This case series of physicians evaluated for fitness for duty found that health, independent of age, is related to worsening clinical performance. The authors recommend screening for physician fitness based on overall physical and mental health rather than at a given age threshold.
Bilimoria KY, Chung JW, Hedges L, et al. New Engl J Med. 2016;374:713-727.
Resident physician duty hour policies have generated rigorous debate, particularly following the most recent ACGME changes implemented in 2011, which shortened maximum shift lengths for interns and increased time off between shifts. This national study cluster-randomized 118 general surgery residency programs to adhere to current ACGME duty hour policies or to abide by more flexible rules that essentially followed the prior standard of a maximum 80-hour work week. Between these two groups, there were no significant differences in patient outcomes, including death and serious complications. Residents reported similar levels of satisfaction with their overall education quality and their well-being. An accompanying editorial notes that the study authors interpret these results as supporting flexible work-hour rules. Alternatively, the editorial author suggests that this study refutes concerns that the new policy compromises patient safety, and as such there is no compelling reason to backtrack on its implementation.
Sanfey H, Fromson J, Mellinger JD, et al. J Am Coll Surg. 2015;221:621-7.
Physician burnout has been linked to medical errors among surgeons. This national survey study of 212 surgeons identified differences in how male and female surgeons deal with seeking assistance when under stress. Men and women worked similar hours, but female surgeons were less satisfied with work–life balance and personal fulfillment. Male surgeons were more likely to seek support from colleagues or friends, whereas women tended to go to professional counselors.

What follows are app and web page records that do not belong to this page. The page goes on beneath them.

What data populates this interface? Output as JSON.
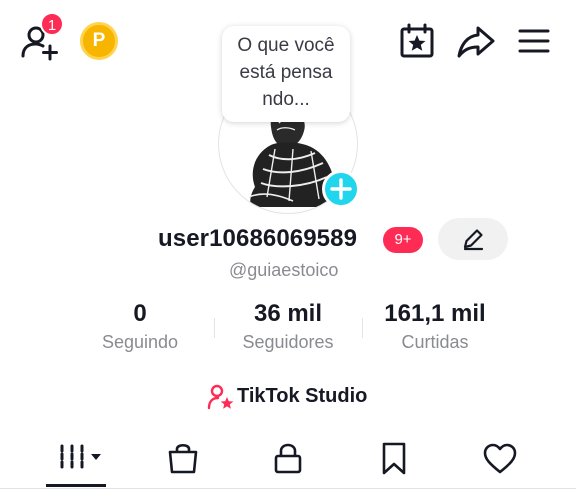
{
  "header": {
    "notification_count": "1",
    "coin_letter": "P"
  },
  "bubble": {
    "line1": "O que você",
    "line2": "está pensa",
    "line3": "ndo..."
  },
  "profile": {
    "username": "user10686069589",
    "badge": "9+",
    "handle": "@guiaestoico"
  },
  "stats": [
    {
      "value": "0",
      "label": "Seguindo"
    },
    {
      "value": "36 mil",
      "label": "Seguidores"
    },
    {
      "value": "161,1 mil",
      "label": "Curtidas"
    }
  ],
  "studio": {
    "label": "TikTok Studio"
  },
  "tabs": [
    {
      "icon": "videos-grid-icon",
      "active": true
    },
    {
      "icon": "shopping-bag-icon"
    },
    {
      "icon": "lock-icon"
    },
    {
      "icon": "bookmark-icon"
    },
    {
      "icon": "heart-icon"
    }
  ],
  "colors": {
    "accent": "#fe2c55",
    "add_avatar": "#20d5ec",
    "coin": "#f7b500",
    "muted_text": "#8a8b91"
  }
}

Coverdill JE, Carbonell AM, Fryer J, et al. Acad Med. 2010;85:S72-5.
This survey of general surgery residents found that most are struggling with balancing duty hour requirements and responsibility for their patients. In particular, residents reported difficulty adhering to shift length restrictions, and little to no education on handoffs and signouts.
DesRoches CM, Rao SR, Fromson J, et al. JAMA. 2010;304:187-193.
Patient safety initiatives will increasingly balance the tension between systems change and individual accountability, and medical professionalism is often at the center of this discussion. Although certain behaviors in medical school predict unprofessional behavior, efforts to teach these skills have been described, particularly in addressing disruptive behavior. This study surveyed physicians and found that nearly 70% believe that it is their professional responsibility to report an impaired or incompetent colleague. However, of those with knowledge of such a colleague, 33% failed to report them to a relevant authority. Barriers to reporting included a belief that it wasn’t their responsibility, nothing would happen from reporting them, and fear of retribution. A related editorial discusses medical professionalism in the context of this study’s findings and weighs different strategies to address the challenges. A past AHRQ WebM&M conversation and commentary also discuss professionalism and patient safety.
Leape L, Fromson J. Ann Intern Med. 2006;144:107-15.
This commentary discusses the current systemwide limitations in measuring physician performance and how this deficiency compromises the ability to provide high-quality and safe patient care. The authors provide a background and contextual basis for definitions such as professional competence and disruptive behavior before examining the extent of the problem. They build on past efforts of measures to predict unprofessional or disruptive behavior and discuss a model and strategy for addressing physician performance nationally. The authors conclude with a call to action for organizations best positioned to lead this charge, including the American Board of Medical Specialties and the Joint Commission on Accreditation of Healthcare Organizations.